Can You Trust This Real Estate Company’s 7.1% Yield?
Finally, a Safe High-Yield Stock
Dividend investors treat high-yield stocks like children treat cookies: they can’t get enough.
High-yield stocks generally represent low-quality businesses. Like sweet treats, the adult in all of us needs to avoid these temptations. But once in a while, you stumble upon an exception to the rule.
One such exception is Brookfield Property Partners LP (NASDAQ:BPY). The company serves as an investment vehicle for Canadian investment giant Brookfield Asset Management Inc (NYSE:BAM).
Over the past few years, this real estate company has assembled an impressive portfolio of office, industrial, and residential buildings. By refusing to focus on one property type, management can deploy capital wherever they see the best returns.
This strategy has paid off for unitholders.
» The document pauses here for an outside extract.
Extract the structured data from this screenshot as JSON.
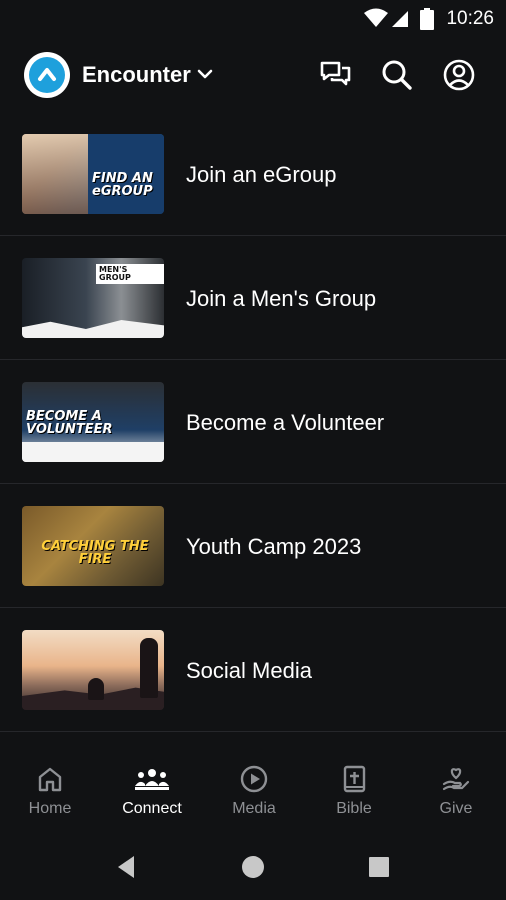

Since going public in 2014, Brookfield’s distribution has grown 33%. Today, the company’s units yield 7.1%.
But can you really trust such a high-yield stock? Smart investors will do their homework before reaching for such a large payout. So let’s dive into the business.
Brookfield has one of the best executive teams in the business, to begin with. I have sometimes described this company as the “Berkshire Hathaway of Canada,” given the c-suite’s savvy deal-making skills. Beyond enriching themselves, this group has always demonstrated a proven commitment to shareholders.
That tradition doesn’t appear to be changing at Brookfield Property Partners. Since the partnership went public in 2014, management has boosted the distribution every single year. That short but impressive track record bodes well for the future.
Brookfield’s financials bode well for the future, too. The partnership’s balance sheet looks pristine, with plenty of liquidity and a manageable debt load.
Executives have borrowed $12.60 for every dollar generated in earnings before interest, taxes, depreciation, and amortization—about average for the industry.
That conservatism extends to the company’s income statement, too. Last year, Brookfield’s payout ratio came in at about 85%—slightly below the 90% maximum I look for in any dividend stock.
And those cash flows will likely keep growing, too. Acquisitions, rent hikes, and property redevelopments should allow Brookfield to grow its fund flows from operations (FFO) per share at a low-single-digit annual clip.
Most of that money, if history is any guide, will likely get passed onto unitholders.
(Source: “Brookfield Property Partners Investor Day,” Brookfield Property Partners LP, September 26, 2018.)
So what could go wrong here? The economy.
Brookfield has invested 83% of its capital into office and retail properties—in other words, economically-sensitive sectors that would suffer in a downturn.
Unitholders shouldn’t worry too much though. By keeping a conservative financial profile, Brookfield should be able to ride out any recession. For the meantime, the distributions will likely keep rolling in.
Like cookies, this seven percent yield looks tasty.